> EXERCISE
Filter this listing down to the lines that contain the word "Estado", and copy them.

> DATA FOR THIS EXERCISE
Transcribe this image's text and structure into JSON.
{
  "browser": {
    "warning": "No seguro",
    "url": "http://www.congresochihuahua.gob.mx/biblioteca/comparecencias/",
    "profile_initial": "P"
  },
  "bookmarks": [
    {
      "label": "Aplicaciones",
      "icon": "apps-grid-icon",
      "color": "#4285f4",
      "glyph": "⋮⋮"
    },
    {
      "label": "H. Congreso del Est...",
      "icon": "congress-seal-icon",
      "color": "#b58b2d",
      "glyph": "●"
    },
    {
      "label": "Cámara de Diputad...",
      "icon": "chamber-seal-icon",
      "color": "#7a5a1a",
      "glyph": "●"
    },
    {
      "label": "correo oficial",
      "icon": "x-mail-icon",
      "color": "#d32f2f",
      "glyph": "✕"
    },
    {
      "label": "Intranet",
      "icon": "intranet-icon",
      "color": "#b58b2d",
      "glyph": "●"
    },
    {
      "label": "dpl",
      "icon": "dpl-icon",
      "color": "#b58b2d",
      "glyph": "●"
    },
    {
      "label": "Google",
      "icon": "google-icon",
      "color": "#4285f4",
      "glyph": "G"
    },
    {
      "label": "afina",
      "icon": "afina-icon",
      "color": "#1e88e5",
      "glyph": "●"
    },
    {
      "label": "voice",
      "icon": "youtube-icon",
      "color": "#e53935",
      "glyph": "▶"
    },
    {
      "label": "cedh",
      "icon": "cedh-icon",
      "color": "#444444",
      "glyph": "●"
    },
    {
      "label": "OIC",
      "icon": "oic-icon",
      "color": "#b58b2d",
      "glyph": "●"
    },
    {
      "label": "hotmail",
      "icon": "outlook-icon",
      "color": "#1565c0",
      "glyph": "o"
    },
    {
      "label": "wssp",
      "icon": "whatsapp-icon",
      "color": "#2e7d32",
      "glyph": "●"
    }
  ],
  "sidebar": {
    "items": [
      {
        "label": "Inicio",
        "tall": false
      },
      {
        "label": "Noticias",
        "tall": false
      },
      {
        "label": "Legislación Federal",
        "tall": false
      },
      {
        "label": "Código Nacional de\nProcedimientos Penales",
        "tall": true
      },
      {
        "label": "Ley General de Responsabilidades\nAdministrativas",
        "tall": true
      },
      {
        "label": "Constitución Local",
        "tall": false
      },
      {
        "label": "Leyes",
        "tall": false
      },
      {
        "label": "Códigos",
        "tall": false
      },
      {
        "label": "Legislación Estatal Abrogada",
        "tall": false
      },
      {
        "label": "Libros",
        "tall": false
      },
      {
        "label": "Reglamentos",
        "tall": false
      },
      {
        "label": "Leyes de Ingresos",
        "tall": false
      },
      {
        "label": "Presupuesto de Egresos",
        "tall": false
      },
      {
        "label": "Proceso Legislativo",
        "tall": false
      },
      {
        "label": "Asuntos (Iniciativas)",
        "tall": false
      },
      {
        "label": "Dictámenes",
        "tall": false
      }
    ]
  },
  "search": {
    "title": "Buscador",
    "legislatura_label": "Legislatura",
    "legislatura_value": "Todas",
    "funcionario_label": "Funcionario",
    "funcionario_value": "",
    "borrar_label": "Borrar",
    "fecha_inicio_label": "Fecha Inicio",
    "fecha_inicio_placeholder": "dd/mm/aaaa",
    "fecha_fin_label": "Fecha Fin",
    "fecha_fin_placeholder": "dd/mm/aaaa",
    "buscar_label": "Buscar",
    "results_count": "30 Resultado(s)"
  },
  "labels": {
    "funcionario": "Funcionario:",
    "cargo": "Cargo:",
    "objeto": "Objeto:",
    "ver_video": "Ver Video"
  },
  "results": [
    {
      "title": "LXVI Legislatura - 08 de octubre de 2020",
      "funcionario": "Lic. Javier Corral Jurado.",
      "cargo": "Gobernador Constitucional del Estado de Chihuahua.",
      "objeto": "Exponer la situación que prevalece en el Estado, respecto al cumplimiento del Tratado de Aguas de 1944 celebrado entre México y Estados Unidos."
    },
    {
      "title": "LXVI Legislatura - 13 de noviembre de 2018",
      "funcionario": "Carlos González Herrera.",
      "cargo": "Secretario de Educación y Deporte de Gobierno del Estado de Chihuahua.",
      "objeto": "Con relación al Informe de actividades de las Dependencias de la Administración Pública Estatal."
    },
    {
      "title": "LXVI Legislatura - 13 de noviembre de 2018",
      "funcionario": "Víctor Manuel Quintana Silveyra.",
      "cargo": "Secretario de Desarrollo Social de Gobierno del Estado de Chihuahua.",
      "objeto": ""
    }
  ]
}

> SOLUTION
      "cargo": "Gobernador Constitucional del Estado de Chihuahua.",
      "objeto": "Exponer la situación que prevalece en el Estado, respecto al cumplimiento del Tratado de Aguas de 1944 celebrado entre México y Estados Unidos."
      "cargo": "Secretario de Educación y Deporte de Gobierno del Estado de Chihuahua.",
      "cargo": "Secretario de Desarrollo Social de Gobierno del Estado de Chihuahua.",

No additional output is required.